• [Goal of the exercise]: Repeat all of the data exactly. Leave nothing out.

------------------------

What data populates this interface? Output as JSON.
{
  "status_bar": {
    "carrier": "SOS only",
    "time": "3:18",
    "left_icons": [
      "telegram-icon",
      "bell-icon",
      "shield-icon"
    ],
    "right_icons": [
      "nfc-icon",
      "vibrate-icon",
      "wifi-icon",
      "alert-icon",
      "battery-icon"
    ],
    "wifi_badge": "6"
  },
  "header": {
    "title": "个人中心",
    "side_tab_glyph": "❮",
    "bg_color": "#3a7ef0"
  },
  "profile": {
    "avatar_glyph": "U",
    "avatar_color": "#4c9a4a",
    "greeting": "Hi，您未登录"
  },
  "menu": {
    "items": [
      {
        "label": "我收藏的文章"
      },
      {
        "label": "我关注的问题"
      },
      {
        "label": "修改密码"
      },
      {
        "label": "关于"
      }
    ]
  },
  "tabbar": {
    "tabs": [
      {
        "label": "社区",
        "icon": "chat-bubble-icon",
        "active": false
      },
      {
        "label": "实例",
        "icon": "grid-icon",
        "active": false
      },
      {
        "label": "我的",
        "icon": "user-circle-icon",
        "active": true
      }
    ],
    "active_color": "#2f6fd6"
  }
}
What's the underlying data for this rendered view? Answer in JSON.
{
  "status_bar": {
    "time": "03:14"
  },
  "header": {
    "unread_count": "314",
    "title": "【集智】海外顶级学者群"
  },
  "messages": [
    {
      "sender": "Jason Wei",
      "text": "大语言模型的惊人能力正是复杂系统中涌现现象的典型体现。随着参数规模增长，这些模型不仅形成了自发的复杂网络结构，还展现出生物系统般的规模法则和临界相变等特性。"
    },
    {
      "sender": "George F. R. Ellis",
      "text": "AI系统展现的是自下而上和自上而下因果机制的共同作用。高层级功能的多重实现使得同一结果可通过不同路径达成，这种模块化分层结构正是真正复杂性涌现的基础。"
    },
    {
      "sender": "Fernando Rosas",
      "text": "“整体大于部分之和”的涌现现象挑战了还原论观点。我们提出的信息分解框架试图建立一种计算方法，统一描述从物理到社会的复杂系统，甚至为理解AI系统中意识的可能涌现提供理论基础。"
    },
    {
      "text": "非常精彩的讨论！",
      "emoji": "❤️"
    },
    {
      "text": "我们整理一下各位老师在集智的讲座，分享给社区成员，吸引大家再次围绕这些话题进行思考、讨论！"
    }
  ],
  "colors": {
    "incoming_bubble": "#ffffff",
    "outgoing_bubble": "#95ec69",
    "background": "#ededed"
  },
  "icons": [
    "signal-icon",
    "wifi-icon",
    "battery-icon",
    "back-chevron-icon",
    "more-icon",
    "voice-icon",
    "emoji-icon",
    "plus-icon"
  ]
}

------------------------

• [Answer section]:
What data populates this interface? Output as JSON.
{
  "status_bar": {
    "carrier": "SOS only",
    "time": "3:18",
    "left_icons": [
      "telegram-icon",
      "bell-icon",
      "shield-icon"
    ],
    "right_icons": [
      "nfc-icon",
      "vibrate-icon",
      "wifi-icon",
      "alert-icon",
      "battery-icon"
    ],
    "wifi_badge": "6"
  },
  "header": {
    "title": "个人中心",
    "side_tab_glyph": "❮",
    "bg_color": "#3a7ef0"
  },
  "profile": {
    "avatar_glyph": "U",
    "avatar_color": "#4c9a4a",
    "greeting": "Hi，您未登录"
  },
  "menu": {
    "items": [
      {
        "label": "我收藏的文章"
      },
      {
        "label": "我关注的问题"
      },
      {
        "label": "修改密码"
      },
      {
        "label": "关于"
      }
    ]
  },
  "tabbar": {
    "tabs": [
      {
        "label": "社区",
        "icon": "chat-bubble-icon",
        "active": false
      },
      {
        "label": "实例",
        "icon": "grid-icon",
        "active": false
      },
      {
        "label": "我的",
        "icon": "user-circle-icon",
        "active": true
      }
    ],
    "active_color": "#2f6fd6"
  }
}
What's the underlying data for this rendered view? Answer in JSON.
{
  "status_bar": {
    "time": "03:14"
  },
  "header": {
    "unread_count": "314",
    "title": "【集智】海外顶级学者群"
  },
  "messages": [
    {
      "sender": "Jason Wei",
      "text": "大语言模型的惊人能力正是复杂系统中涌现现象的典型体现。随着参数规模增长，这些模型不仅形成了自发的复杂网络结构，还展现出生物系统般的规模法则和临界相变等特性。"
    },
    {
      "sender": "George F. R. Ellis",
      "text": "AI系统展现的是自下而上和自上而下因果机制的共同作用。高层级功能的多重实现使得同一结果可通过不同路径达成，这种模块化分层结构正是真正复杂性涌现的基础。"
    },
    {
      "sender": "Fernando Rosas",
      "text": "“整体大于部分之和”的涌现现象挑战了还原论观点。我们提出的信息分解框架试图建立一种计算方法，统一描述从物理到社会的复杂系统，甚至为理解AI系统中意识的可能涌现提供理论基础。"
    },
    {
      "text": "非常精彩的讨论！",
      "emoji": "❤️"
    },
    {
      "text": "我们整理一下各位老师在集智的讲座，分享给社区成员，吸引大家再次围绕这些话题进行思考、讨论！"
    }
  ],
  "colors": {
    "incoming_bubble": "#ffffff",
    "outgoing_bubble": "#95ec69",
    "background": "#ededed"
  },
  "icons": [
    "signal-icon",
    "wifi-icon",
    "battery-icon",
    "back-chevron-icon",
    "more-icon",
    "voice-icon",
    "emoji-icon",
    "plus-icon"
  ]
}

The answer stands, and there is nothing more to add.